EXERCISE DESCRIPTION
In the data that follows, how many lines include the string "抹灰厚度"? Answer with the number alone.

::: DATA FOR THE TASK

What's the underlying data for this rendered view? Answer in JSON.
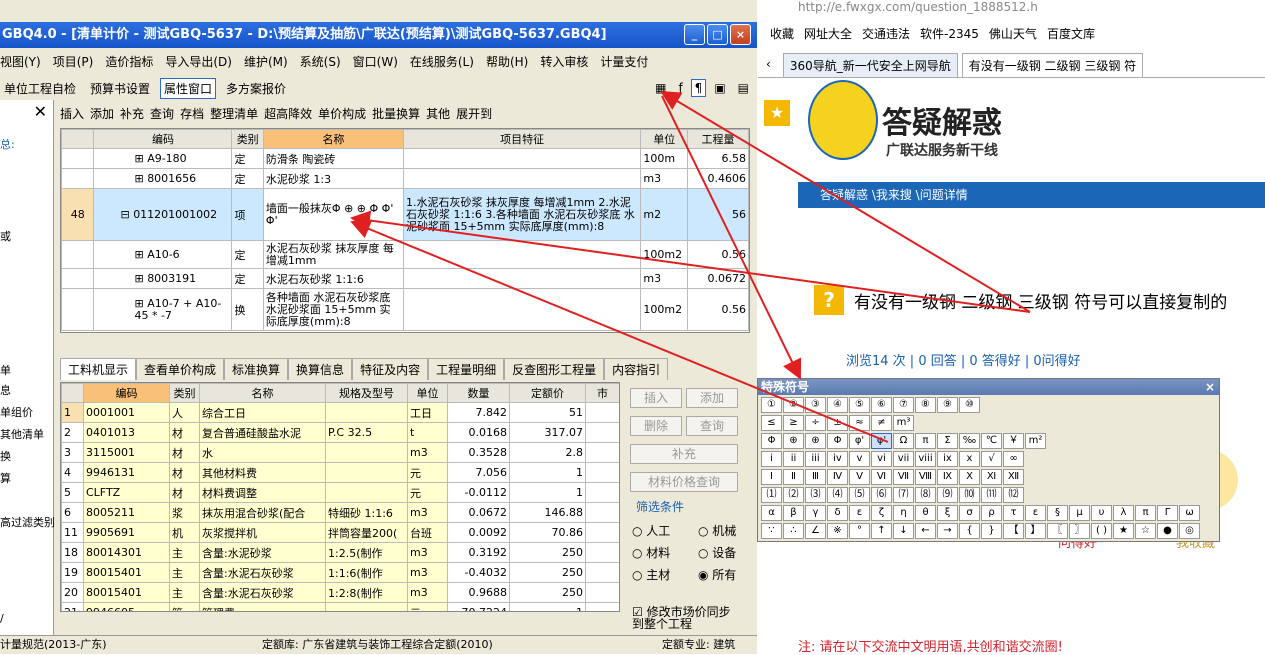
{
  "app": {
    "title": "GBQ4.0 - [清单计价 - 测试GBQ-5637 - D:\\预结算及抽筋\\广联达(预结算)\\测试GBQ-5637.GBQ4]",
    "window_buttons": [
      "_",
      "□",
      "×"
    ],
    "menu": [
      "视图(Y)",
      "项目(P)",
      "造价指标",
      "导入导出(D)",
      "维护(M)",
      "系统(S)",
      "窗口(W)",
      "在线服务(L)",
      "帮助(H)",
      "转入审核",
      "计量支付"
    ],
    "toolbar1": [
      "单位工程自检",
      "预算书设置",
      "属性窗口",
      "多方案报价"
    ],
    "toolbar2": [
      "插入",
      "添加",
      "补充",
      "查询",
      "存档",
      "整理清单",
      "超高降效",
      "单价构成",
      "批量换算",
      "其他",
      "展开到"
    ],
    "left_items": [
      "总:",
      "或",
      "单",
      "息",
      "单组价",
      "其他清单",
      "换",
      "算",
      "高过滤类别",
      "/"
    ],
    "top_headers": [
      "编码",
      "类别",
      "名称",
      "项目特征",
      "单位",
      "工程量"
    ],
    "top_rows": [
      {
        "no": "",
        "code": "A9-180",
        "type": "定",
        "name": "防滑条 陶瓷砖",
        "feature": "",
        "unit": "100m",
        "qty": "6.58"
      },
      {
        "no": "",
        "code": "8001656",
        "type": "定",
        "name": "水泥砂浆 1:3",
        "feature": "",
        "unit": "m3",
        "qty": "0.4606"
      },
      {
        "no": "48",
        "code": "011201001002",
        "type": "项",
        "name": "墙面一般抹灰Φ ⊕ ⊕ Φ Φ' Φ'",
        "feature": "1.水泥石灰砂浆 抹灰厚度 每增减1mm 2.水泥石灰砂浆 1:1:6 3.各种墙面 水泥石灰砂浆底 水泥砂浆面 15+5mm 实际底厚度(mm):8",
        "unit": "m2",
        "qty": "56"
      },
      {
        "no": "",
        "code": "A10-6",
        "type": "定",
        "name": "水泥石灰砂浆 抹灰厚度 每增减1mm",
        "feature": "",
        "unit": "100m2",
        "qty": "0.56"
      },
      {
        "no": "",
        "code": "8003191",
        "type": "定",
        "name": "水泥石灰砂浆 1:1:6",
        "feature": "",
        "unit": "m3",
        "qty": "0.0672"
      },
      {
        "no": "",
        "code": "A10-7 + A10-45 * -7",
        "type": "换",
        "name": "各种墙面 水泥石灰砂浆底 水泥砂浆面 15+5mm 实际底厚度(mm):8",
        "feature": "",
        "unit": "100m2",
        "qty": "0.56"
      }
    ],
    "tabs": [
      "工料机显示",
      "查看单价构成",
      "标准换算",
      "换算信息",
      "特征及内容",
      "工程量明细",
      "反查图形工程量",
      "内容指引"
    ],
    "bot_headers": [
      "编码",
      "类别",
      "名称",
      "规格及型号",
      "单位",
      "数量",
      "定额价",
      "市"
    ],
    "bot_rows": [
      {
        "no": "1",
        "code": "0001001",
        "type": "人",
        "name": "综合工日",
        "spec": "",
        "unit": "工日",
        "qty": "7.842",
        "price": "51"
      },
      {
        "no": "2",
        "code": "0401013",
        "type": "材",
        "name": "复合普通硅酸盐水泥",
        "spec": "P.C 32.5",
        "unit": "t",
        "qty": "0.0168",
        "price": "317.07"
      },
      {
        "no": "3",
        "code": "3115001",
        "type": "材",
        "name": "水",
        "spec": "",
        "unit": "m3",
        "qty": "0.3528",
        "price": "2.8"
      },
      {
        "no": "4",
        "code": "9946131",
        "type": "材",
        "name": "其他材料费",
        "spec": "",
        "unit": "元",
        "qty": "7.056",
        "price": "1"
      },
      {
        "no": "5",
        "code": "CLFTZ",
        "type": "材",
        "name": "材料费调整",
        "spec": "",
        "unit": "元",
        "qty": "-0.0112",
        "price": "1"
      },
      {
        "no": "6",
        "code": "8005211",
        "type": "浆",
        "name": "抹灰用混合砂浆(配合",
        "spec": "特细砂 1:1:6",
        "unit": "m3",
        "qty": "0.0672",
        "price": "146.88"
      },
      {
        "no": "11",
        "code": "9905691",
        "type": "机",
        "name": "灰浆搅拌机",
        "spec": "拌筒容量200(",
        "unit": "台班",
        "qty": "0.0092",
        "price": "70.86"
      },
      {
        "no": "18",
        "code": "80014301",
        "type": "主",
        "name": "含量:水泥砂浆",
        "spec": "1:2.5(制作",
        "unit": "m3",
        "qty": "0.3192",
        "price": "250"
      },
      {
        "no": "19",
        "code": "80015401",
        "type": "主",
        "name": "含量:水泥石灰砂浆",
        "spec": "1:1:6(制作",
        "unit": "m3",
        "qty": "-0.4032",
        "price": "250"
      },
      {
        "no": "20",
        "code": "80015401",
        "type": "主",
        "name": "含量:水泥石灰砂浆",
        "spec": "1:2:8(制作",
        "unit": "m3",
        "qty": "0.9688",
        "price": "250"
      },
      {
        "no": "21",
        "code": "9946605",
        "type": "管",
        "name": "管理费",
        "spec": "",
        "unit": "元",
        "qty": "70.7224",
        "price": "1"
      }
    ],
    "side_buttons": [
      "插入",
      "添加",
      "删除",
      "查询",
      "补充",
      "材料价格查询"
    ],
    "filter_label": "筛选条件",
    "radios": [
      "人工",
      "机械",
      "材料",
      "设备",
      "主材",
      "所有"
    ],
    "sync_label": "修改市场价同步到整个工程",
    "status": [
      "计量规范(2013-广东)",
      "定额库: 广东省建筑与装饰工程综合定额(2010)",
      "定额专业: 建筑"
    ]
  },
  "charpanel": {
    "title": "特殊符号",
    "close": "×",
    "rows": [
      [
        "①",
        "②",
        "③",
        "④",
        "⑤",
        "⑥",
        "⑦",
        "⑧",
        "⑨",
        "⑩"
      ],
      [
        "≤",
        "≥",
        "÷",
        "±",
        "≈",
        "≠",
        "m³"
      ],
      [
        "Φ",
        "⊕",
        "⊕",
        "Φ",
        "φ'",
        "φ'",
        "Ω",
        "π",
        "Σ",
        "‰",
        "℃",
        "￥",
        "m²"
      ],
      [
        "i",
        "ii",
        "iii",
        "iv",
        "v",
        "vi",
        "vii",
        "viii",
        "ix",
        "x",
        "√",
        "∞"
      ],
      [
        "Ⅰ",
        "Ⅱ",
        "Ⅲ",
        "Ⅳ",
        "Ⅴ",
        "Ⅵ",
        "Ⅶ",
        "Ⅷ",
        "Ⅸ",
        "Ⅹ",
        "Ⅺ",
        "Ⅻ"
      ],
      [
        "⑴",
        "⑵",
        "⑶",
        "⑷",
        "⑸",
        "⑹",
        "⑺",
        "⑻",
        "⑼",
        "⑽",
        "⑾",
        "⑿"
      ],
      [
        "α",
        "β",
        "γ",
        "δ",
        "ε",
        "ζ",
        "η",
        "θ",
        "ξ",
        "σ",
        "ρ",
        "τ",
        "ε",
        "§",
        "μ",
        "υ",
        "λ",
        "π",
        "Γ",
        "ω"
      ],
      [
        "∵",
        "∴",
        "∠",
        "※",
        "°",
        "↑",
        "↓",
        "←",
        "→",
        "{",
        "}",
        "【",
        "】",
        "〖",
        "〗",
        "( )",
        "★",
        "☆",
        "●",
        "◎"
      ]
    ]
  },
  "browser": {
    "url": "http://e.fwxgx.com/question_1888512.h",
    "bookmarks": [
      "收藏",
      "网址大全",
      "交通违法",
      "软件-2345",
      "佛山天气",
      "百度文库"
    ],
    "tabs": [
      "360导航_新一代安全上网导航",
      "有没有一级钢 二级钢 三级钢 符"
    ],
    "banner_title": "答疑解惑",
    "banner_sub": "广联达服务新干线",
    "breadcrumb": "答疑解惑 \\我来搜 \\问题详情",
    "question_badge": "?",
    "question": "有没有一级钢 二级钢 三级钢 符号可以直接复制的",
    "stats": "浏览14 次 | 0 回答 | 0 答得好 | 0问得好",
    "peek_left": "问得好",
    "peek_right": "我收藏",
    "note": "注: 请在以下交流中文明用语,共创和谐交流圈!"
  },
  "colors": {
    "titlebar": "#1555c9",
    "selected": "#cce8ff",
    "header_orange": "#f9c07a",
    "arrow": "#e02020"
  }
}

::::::

ANSWER FOR THE TASK
2